Entries supplied: Begin

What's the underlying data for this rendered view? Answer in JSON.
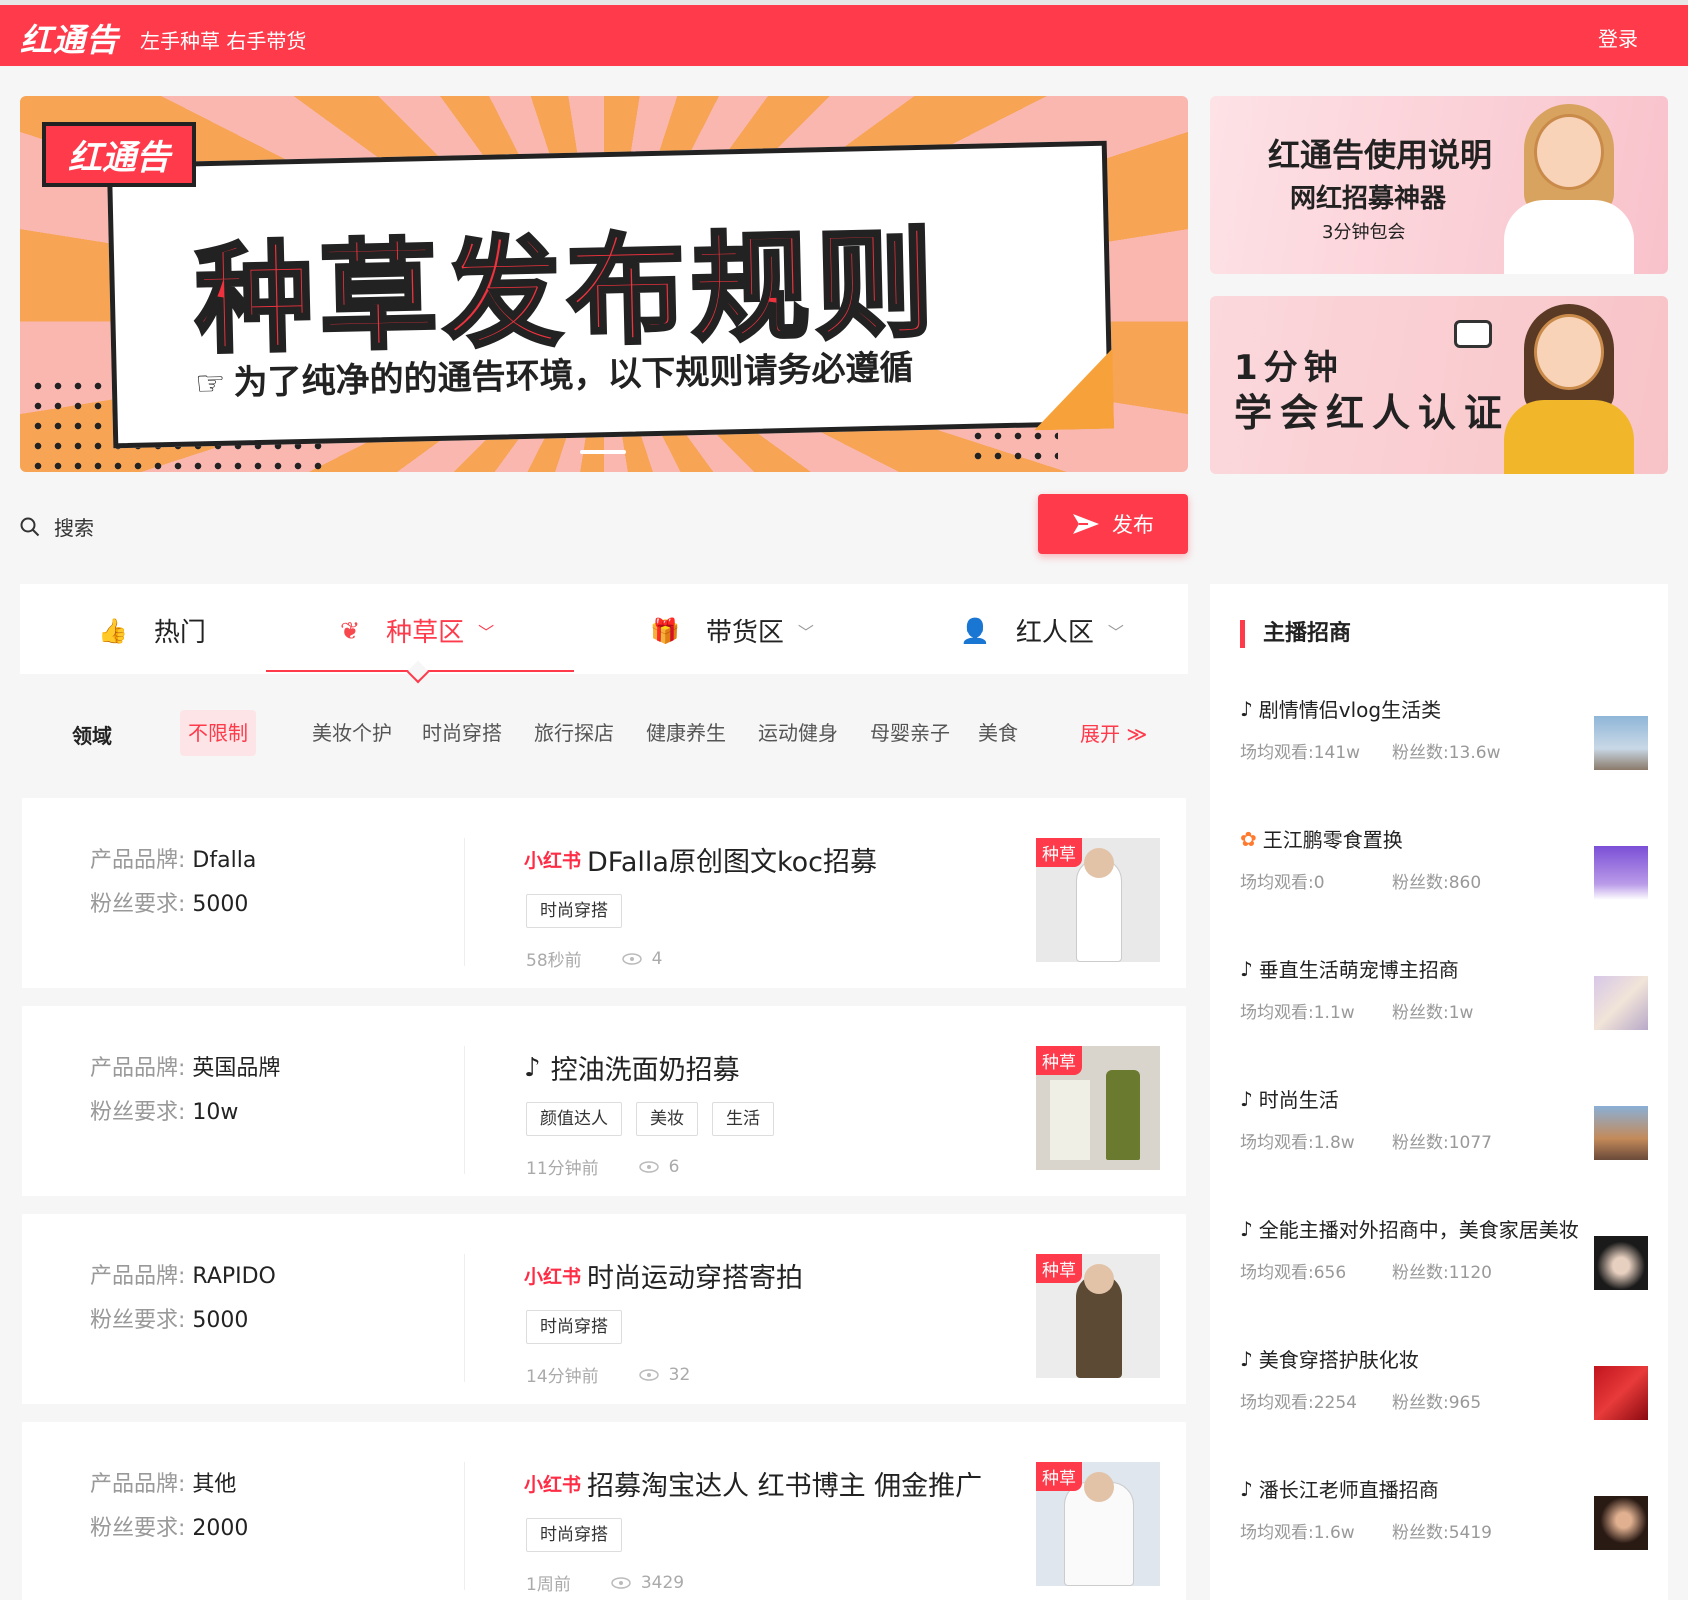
{
  "header": {
    "logo": "红通告",
    "slogan": "左手种草 右手带货",
    "login": "登录"
  },
  "banner": {
    "badge": "红通告",
    "title": "种草发布规则",
    "subtitle": "为了纯净的的通告环境，以下规则请务必遵循"
  },
  "side_banners": [
    {
      "line1": "红通告使用说明",
      "line2": "网红招募神器",
      "line3": "3分钟包会"
    },
    {
      "line1": "1分钟",
      "line2": "学会红人认证"
    }
  ],
  "search": {
    "label": "搜索"
  },
  "publish": {
    "label": "发布"
  },
  "tabs": [
    {
      "label": "热门",
      "icon": "thumbs-up-icon"
    },
    {
      "label": "种草区",
      "icon": "sprout-icon"
    },
    {
      "label": "带货区",
      "icon": "gift-icon"
    },
    {
      "label": "红人区",
      "icon": "person-icon"
    }
  ],
  "filter": {
    "label": "领域",
    "options": [
      "不限制",
      "美妆个护",
      "时尚穿搭",
      "旅行探店",
      "健康养生",
      "运动健身",
      "母婴亲子",
      "美食"
    ],
    "expand": "展开"
  },
  "cards": [
    {
      "brand_label": "产品品牌:",
      "brand": "Dfalla",
      "fans_label": "粉丝要求:",
      "fans": "5000",
      "platform": "小红书",
      "title": "DFalla原创图文koc招募",
      "tags": [
        "时尚穿搭"
      ],
      "time": "58秒前",
      "views": "4",
      "badge": "种草"
    },
    {
      "brand_label": "产品品牌:",
      "brand": "英国品牌",
      "fans_label": "粉丝要求:",
      "fans": "10w",
      "platform": "抖音",
      "title": "控油洗面奶招募",
      "tags": [
        "颜值达人",
        "美妆",
        "生活"
      ],
      "time": "11分钟前",
      "views": "6",
      "badge": "种草"
    },
    {
      "brand_label": "产品品牌:",
      "brand": "RAPIDO",
      "fans_label": "粉丝要求:",
      "fans": "5000",
      "platform": "小红书",
      "title": "时尚运动穿搭寄拍",
      "tags": [
        "时尚穿搭"
      ],
      "time": "14分钟前",
      "views": "32",
      "badge": "种草"
    },
    {
      "brand_label": "产品品牌:",
      "brand": "其他",
      "fans_label": "粉丝要求:",
      "fans": "2000",
      "platform": "小红书",
      "title": "招募淘宝达人 红书博主 佣金推广",
      "tags": [
        "时尚穿搭"
      ],
      "time": "1周前",
      "views": "3429",
      "badge": "种草"
    }
  ],
  "anchors": {
    "title": "主播招商",
    "items": [
      {
        "name": "剧情情侣vlog生活类",
        "views": "场均观看:141w",
        "fans": "粉丝数:13.6w",
        "platform": "douyin"
      },
      {
        "name": "王江鹏零食置换",
        "views": "场均观看:0",
        "fans": "粉丝数:860",
        "platform": "kuaishou"
      },
      {
        "name": "垂直生活萌宠博主招商",
        "views": "场均观看:1.1w",
        "fans": "粉丝数:1w",
        "platform": "douyin"
      },
      {
        "name": "时尚生活",
        "views": "场均观看:1.8w",
        "fans": "粉丝数:1077",
        "platform": "douyin"
      },
      {
        "name": "全能主播对外招商中，美食家居美妆",
        "views": "场均观看:656",
        "fans": "粉丝数:1120",
        "platform": "douyin"
      },
      {
        "name": "美食穿搭护肤化妆",
        "views": "场均观看:2254",
        "fans": "粉丝数:965",
        "platform": "douyin"
      },
      {
        "name": "潘长江老师直播招商",
        "views": "场均观看:1.6w",
        "fans": "粉丝数:5419",
        "platform": "douyin"
      }
    ]
  },
  "colors": {
    "brand": "#fe3a4b",
    "background": "#f6f6f6"
  }
}
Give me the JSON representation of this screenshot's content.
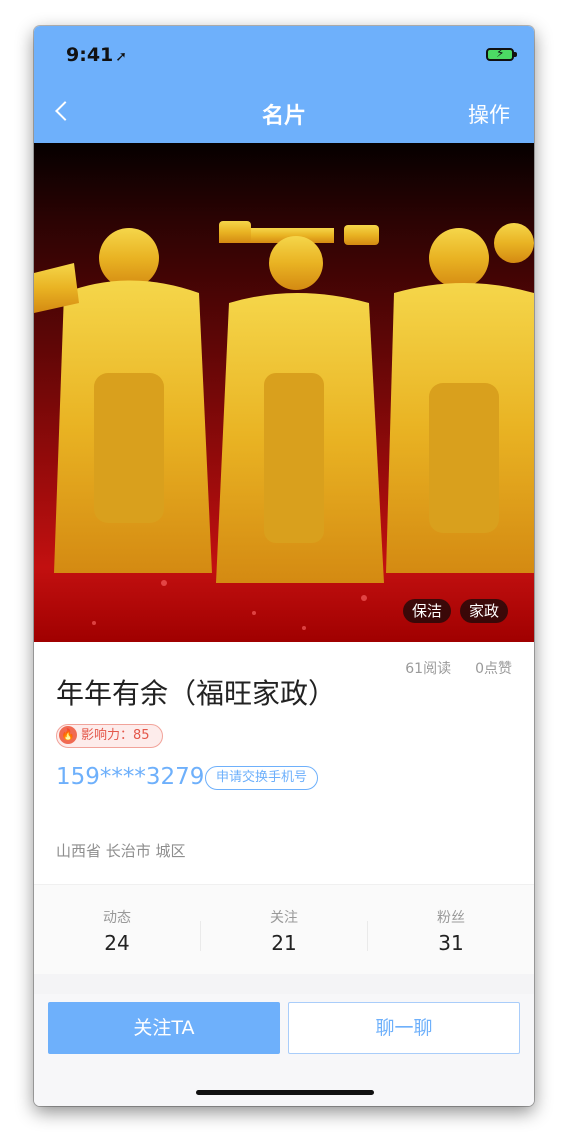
{
  "status_bar": {
    "time": "9:41"
  },
  "nav": {
    "title": "名片",
    "action_label": "操作"
  },
  "hero": {
    "tags": [
      "保洁",
      "家政"
    ]
  },
  "profile": {
    "reads": "61阅读",
    "likes": "0点赞",
    "name": "年年有余（福旺家政）",
    "influence": "影响力：85",
    "phone": "159****3279",
    "exchange_label": "申请交换手机号",
    "location": "山西省 长治市 城区"
  },
  "counters": [
    {
      "label": "动态",
      "value": "24"
    },
    {
      "label": "关注",
      "value": "21"
    },
    {
      "label": "粉丝",
      "value": "31"
    }
  ],
  "actions": {
    "follow_label": "关注TA",
    "chat_label": "聊一聊"
  },
  "colors": {
    "accent": "#6eb0fb",
    "hero_red": "#c21010",
    "gold": "#e8b825"
  }
}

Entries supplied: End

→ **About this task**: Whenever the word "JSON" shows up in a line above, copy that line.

→ **Reply to the exercise**:
What's the underlying data for this rendered view? Answer in JSON.
Give me the JSON representation of this screenshot's content.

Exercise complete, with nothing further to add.